Component data from apps and pages
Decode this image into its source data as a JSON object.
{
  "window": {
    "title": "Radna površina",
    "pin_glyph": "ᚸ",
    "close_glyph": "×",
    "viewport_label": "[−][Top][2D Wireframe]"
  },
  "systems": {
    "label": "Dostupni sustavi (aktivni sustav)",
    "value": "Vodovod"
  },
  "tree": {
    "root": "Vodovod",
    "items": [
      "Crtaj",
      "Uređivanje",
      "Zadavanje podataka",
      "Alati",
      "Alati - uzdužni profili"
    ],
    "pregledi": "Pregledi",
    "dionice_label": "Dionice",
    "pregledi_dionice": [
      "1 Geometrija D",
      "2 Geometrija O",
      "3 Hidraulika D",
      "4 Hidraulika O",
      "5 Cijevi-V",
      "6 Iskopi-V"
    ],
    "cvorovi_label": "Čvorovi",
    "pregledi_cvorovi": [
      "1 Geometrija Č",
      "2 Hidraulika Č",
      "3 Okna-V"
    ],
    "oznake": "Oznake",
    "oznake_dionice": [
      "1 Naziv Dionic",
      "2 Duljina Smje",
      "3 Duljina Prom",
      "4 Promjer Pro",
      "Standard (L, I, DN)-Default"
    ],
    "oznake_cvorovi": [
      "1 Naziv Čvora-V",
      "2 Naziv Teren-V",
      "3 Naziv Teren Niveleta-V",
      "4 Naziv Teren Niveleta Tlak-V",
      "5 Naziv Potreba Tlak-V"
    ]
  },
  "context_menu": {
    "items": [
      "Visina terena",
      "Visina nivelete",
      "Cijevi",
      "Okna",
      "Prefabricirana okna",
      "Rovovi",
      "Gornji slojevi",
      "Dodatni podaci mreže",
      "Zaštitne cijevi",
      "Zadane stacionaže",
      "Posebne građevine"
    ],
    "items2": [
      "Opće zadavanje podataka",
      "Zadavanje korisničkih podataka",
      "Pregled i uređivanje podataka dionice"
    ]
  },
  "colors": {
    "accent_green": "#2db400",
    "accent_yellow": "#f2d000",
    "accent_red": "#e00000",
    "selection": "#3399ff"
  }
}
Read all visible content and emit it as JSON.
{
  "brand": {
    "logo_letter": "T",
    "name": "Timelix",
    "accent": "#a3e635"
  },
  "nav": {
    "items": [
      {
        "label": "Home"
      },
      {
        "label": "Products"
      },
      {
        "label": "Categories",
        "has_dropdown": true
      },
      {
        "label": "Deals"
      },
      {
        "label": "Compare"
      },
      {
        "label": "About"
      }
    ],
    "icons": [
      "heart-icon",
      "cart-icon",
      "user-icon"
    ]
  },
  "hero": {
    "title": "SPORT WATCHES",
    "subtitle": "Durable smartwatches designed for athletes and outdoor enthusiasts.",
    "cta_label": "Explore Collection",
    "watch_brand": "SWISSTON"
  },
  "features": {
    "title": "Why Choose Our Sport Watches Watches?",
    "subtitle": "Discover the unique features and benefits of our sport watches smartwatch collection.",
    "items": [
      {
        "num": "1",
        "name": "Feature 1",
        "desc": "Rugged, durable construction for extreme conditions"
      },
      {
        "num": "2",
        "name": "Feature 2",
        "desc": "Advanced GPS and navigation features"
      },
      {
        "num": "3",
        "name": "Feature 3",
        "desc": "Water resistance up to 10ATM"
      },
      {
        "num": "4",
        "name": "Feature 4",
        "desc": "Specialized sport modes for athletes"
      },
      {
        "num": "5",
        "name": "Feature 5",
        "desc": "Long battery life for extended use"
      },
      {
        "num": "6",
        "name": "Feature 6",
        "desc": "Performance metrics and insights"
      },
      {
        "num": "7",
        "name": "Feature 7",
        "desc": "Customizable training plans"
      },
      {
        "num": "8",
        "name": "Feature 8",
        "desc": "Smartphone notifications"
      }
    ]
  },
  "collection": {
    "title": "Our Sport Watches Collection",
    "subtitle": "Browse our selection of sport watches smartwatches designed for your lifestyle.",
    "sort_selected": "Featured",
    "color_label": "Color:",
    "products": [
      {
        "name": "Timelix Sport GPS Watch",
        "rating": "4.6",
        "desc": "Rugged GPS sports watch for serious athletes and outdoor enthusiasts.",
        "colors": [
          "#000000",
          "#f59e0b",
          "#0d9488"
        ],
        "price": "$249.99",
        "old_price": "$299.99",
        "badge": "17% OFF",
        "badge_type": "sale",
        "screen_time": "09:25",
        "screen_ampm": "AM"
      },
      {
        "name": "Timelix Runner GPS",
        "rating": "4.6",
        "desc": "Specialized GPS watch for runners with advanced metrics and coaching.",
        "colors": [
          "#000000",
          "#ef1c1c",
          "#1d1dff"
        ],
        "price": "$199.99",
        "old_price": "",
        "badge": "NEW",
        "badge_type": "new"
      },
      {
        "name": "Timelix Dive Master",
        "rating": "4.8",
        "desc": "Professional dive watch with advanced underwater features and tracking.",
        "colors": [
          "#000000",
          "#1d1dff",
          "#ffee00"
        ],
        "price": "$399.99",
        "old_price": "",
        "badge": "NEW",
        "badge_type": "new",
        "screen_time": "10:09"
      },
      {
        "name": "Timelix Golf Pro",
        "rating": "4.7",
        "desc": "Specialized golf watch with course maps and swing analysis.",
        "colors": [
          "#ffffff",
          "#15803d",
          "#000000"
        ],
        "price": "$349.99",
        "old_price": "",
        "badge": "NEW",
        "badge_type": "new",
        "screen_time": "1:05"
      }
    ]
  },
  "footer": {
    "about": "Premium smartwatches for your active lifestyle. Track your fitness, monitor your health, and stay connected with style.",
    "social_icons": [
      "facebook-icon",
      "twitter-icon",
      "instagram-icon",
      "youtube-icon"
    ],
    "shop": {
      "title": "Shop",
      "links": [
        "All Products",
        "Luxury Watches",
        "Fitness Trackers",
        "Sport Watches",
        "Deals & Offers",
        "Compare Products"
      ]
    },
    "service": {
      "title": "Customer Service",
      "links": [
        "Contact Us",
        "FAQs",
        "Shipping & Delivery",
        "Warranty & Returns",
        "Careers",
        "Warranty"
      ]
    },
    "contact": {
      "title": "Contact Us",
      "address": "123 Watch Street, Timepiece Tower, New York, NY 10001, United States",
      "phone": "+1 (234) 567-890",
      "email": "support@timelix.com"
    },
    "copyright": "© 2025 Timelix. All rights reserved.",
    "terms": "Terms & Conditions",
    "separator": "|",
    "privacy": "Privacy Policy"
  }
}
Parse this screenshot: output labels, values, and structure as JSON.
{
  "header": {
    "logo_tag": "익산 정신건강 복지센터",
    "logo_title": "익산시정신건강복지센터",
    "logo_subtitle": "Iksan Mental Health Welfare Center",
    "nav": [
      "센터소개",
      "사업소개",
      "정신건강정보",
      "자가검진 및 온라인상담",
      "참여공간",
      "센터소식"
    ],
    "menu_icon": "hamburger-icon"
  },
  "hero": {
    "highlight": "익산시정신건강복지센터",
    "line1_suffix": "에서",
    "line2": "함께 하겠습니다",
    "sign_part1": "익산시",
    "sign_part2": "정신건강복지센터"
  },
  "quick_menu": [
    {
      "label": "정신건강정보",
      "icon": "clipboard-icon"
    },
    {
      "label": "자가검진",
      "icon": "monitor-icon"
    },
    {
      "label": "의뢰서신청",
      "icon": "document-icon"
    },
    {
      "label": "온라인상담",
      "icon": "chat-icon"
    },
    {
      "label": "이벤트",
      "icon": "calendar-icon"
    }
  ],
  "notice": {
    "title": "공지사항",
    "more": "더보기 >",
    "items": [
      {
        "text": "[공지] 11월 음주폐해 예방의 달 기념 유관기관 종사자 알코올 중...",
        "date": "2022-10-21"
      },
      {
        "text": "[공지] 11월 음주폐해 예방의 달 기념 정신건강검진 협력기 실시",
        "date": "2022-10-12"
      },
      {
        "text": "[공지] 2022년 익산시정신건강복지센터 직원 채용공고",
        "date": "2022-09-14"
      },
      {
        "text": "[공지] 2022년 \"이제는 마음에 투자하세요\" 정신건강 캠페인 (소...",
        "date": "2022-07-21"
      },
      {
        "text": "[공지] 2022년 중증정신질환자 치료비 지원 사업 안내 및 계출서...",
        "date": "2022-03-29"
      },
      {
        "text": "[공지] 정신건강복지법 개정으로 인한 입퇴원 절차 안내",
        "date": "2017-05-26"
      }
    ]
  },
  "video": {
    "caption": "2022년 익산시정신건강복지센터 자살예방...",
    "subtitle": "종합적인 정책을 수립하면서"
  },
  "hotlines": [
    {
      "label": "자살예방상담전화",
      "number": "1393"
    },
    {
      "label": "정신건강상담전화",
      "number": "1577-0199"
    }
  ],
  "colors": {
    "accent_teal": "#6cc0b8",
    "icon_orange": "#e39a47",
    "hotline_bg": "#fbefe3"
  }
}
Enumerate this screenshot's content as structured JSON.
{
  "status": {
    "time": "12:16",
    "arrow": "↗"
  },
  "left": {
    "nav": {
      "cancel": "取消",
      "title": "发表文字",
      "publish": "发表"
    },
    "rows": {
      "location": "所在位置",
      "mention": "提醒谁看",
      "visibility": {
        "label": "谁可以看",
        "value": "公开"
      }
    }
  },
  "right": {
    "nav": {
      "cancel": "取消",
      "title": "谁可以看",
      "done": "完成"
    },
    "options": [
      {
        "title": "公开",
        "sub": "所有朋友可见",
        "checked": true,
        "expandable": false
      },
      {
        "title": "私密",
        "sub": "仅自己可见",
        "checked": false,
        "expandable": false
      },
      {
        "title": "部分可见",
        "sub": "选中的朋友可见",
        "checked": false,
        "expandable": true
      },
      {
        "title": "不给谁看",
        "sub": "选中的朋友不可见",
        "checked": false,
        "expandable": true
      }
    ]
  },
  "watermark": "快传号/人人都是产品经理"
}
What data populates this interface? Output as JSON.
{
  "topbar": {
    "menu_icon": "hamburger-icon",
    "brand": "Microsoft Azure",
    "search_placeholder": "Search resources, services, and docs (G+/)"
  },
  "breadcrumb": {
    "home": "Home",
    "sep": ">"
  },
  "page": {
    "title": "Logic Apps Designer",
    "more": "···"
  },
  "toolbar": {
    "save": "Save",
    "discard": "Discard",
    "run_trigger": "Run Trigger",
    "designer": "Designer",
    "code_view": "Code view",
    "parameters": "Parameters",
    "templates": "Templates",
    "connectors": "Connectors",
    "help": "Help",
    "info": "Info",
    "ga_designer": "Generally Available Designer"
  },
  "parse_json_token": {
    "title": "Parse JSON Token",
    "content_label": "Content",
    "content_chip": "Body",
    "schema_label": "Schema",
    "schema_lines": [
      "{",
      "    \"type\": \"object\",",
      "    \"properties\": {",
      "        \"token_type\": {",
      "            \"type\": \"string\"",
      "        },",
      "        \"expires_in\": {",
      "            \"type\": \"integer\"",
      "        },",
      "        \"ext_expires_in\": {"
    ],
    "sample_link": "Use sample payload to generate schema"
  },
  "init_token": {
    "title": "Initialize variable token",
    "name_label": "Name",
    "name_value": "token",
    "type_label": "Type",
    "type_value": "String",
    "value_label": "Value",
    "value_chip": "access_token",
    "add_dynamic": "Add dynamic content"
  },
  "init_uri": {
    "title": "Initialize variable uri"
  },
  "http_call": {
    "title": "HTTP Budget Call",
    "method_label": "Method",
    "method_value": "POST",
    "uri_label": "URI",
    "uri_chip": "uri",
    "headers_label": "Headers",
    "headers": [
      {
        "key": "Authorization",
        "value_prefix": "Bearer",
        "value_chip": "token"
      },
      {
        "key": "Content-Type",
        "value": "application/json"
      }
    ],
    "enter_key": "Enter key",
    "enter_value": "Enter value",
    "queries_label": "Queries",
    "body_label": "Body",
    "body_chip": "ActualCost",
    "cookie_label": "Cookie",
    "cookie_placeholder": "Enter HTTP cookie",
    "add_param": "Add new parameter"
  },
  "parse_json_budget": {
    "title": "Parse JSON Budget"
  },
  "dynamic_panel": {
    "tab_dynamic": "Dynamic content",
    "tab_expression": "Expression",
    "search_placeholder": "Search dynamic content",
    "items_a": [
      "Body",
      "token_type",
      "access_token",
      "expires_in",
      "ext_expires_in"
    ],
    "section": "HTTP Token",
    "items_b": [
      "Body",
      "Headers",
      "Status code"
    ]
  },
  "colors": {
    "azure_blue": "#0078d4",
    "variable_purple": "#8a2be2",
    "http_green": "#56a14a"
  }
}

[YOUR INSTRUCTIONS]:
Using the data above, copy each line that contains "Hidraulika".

[SOLUTION TO THIS EXERCISE]:
      "3 Hidraulika D",
      "4 Hidraulika O",
      "2 Hidraulika Č",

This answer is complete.